» WHAT THE TASK REQUIRES
Going through the entries below, copy out each line that contains "this".

(Website and app data records)
○ ○ ○ ○

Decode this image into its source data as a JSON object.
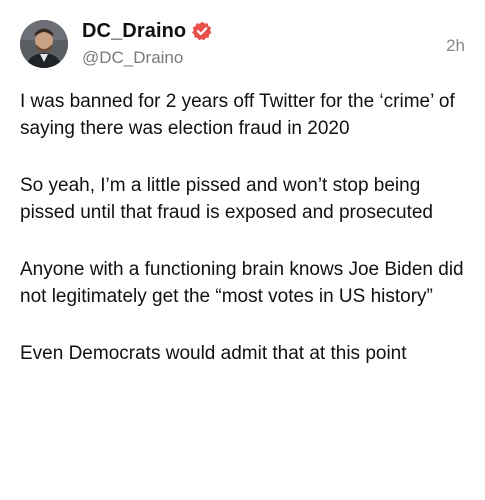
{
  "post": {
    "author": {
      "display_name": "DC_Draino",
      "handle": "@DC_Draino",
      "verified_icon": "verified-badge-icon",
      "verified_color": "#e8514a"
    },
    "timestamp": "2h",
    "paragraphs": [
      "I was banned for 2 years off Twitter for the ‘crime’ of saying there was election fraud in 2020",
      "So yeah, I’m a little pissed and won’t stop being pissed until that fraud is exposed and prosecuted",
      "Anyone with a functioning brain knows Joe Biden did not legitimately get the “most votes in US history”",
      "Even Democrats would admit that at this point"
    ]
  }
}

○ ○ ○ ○

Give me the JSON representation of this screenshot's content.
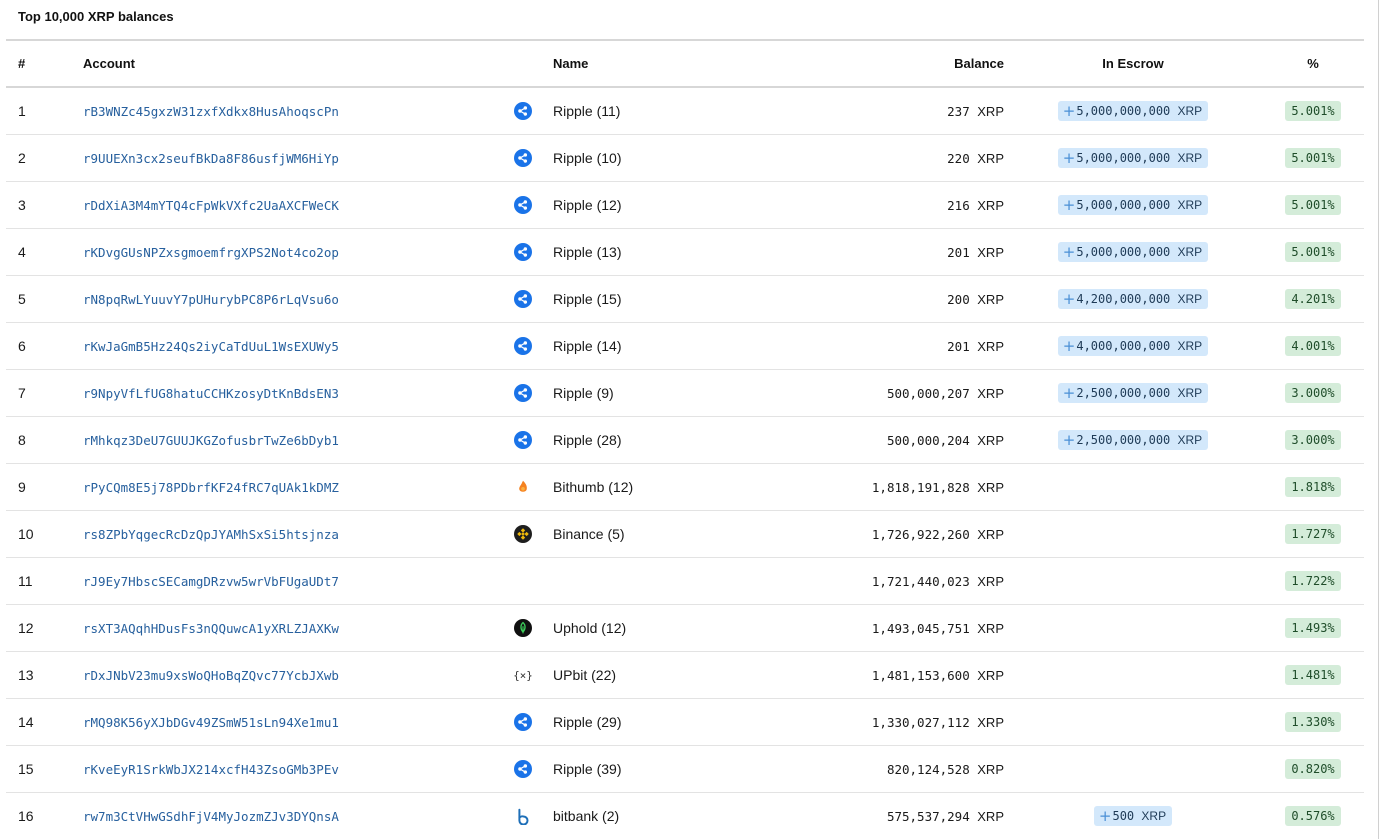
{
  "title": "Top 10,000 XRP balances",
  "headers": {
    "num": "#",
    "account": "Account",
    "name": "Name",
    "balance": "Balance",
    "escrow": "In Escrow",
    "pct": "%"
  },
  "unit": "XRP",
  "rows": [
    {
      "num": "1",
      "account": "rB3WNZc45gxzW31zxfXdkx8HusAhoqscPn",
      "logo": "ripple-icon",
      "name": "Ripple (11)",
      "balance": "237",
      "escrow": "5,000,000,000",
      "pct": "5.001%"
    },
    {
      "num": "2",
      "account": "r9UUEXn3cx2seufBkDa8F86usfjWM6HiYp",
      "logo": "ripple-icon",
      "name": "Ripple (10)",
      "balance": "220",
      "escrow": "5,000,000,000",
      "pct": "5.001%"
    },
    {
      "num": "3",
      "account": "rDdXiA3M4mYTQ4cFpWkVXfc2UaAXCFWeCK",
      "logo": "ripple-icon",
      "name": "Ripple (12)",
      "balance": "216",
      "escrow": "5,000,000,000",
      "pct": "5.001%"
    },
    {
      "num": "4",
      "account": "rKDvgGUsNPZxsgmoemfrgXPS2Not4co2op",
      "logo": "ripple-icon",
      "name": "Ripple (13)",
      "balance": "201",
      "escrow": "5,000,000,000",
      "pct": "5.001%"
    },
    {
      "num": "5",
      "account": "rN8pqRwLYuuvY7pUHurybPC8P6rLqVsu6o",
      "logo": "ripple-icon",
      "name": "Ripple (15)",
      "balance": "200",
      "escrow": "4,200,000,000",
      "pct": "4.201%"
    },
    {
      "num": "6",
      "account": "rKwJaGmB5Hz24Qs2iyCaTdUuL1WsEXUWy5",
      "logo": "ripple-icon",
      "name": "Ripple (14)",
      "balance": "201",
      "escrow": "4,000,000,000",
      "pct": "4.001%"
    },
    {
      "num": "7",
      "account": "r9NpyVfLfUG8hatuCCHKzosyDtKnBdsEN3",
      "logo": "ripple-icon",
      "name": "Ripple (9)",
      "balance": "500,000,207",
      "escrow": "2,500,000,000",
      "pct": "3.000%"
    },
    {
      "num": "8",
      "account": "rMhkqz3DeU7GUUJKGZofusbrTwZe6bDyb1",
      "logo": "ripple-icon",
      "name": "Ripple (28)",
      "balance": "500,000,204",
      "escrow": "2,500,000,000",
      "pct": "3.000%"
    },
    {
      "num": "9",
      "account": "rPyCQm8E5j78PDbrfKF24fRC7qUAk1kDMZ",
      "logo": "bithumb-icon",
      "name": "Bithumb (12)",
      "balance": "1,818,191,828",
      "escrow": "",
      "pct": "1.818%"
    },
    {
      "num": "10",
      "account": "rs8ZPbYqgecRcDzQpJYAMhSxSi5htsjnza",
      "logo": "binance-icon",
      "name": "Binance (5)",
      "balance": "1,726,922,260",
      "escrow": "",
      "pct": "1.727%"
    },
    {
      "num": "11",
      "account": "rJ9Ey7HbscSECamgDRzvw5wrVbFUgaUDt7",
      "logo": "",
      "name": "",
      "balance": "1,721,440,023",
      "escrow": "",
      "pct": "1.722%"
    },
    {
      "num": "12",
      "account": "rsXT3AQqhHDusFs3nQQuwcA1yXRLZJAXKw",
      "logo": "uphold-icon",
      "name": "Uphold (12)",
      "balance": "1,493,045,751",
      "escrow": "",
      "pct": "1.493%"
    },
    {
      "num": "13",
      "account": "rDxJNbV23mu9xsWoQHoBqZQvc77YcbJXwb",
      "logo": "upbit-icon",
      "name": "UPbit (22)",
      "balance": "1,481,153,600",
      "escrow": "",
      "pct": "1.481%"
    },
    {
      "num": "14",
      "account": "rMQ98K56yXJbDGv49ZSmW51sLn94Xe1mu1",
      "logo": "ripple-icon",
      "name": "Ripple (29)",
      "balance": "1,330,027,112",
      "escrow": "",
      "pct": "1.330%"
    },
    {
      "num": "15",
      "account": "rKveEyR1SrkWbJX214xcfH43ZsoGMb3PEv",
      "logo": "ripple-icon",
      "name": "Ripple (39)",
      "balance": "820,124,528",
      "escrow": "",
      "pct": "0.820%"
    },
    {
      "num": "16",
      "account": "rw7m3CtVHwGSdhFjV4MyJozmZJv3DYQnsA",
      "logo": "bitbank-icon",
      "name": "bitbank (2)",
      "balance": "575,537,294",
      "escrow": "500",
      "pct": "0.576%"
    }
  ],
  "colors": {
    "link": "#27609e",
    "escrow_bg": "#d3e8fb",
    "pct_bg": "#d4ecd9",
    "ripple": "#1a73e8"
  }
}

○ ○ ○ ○

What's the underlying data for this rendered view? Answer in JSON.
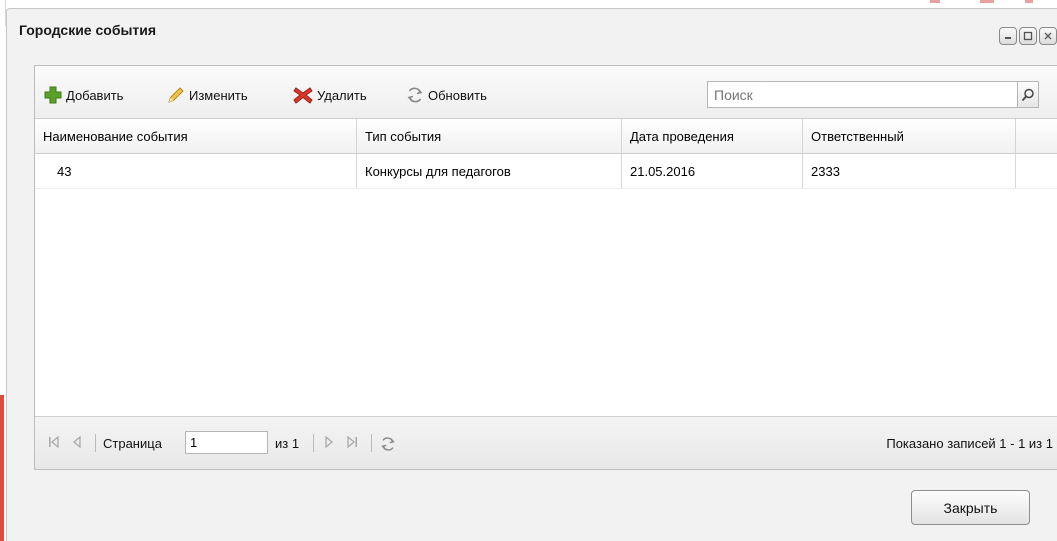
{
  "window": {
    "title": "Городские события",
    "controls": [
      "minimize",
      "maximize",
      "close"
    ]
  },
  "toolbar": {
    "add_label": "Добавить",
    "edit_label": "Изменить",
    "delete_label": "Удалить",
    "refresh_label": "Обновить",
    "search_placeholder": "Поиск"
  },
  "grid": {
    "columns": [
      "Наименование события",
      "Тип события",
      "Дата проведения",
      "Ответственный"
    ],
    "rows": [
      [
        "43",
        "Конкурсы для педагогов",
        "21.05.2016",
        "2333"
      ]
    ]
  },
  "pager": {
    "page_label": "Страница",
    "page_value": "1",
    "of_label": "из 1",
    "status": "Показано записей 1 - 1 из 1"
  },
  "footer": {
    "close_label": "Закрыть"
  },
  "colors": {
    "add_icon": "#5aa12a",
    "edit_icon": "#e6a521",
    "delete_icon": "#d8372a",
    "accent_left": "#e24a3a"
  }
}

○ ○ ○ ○

» YOUR SOLUTION
Decode this image into its source data as a JSON object.
      "Even Democrats would admit that at this point"
Give me the JSON representation of this screenshot's content.
What's the underlying data for this rendered view? Answer in JSON.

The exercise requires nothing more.